The SAP incorporates strategies for the riparian countries of Lake Tanganyika to achieve the overall vision: People of the region prospering from a healthy environment in the Lake Tanganyika basin that continues to harbour high levels of biodiversity and provides sufficient natural resources to sustain future generations. This vision is supported by six main environmental quality objectives intended to be achieved by 2035. For each objective, the SAP presents a set of specific targets that are subsequently broken down into a set of strategic actions. Successful future implementation of the SAP will depend on a number of general approaches and conditions. The ecosystem approach is recommended as a way to sustainably integrate management interventions focusing on water, land as well as human aspects.
Conditions that will need to be met to enhance the efficacy of SAP implementation include:

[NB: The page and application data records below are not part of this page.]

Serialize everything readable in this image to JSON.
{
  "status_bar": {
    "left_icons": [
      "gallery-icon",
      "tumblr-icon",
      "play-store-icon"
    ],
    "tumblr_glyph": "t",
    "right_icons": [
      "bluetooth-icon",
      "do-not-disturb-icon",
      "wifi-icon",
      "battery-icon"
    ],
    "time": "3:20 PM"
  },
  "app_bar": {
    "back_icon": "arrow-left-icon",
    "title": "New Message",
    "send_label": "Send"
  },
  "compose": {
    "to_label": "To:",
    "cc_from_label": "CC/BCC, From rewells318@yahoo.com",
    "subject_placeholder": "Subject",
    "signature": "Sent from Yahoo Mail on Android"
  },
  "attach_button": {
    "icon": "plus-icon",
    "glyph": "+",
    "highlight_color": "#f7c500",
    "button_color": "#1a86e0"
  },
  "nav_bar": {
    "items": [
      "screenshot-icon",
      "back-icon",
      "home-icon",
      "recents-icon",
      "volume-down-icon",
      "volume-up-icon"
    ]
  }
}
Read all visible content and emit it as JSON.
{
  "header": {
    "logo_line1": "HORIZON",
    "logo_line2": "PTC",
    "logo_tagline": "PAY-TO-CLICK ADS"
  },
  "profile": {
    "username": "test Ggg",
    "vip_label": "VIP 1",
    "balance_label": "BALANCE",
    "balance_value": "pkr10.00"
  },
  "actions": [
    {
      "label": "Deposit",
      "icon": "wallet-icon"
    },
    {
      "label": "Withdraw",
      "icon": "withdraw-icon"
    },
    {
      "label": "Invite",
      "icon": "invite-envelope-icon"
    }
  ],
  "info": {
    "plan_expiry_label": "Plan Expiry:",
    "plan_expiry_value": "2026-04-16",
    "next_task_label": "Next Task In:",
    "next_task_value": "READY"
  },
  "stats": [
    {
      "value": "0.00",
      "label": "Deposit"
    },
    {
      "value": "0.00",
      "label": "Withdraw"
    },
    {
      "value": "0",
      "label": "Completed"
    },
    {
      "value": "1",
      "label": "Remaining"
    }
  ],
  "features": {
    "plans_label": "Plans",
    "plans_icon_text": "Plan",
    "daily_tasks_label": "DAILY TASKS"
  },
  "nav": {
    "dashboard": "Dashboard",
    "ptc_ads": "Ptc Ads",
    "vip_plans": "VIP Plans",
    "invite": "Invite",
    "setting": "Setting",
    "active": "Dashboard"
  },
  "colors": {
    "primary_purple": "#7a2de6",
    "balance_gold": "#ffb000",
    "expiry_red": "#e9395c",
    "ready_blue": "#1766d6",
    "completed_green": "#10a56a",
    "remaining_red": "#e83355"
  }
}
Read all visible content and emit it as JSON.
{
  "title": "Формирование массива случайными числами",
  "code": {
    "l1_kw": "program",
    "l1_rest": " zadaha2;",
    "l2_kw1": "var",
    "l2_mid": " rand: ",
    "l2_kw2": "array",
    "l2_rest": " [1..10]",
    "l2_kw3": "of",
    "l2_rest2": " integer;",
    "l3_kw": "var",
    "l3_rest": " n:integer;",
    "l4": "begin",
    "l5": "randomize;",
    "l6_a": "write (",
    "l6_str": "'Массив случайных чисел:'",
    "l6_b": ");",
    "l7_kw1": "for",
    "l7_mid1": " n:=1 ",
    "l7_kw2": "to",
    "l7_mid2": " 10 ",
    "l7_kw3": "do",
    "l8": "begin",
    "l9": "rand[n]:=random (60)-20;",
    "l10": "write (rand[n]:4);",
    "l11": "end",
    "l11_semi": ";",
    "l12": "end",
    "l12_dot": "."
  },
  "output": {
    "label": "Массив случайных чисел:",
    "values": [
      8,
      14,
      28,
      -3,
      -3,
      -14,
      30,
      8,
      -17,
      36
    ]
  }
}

- Environmental education at all levels of society
- Socioeconomic development and appropriate governance
- Capacity building and institutional reform
- Effective information management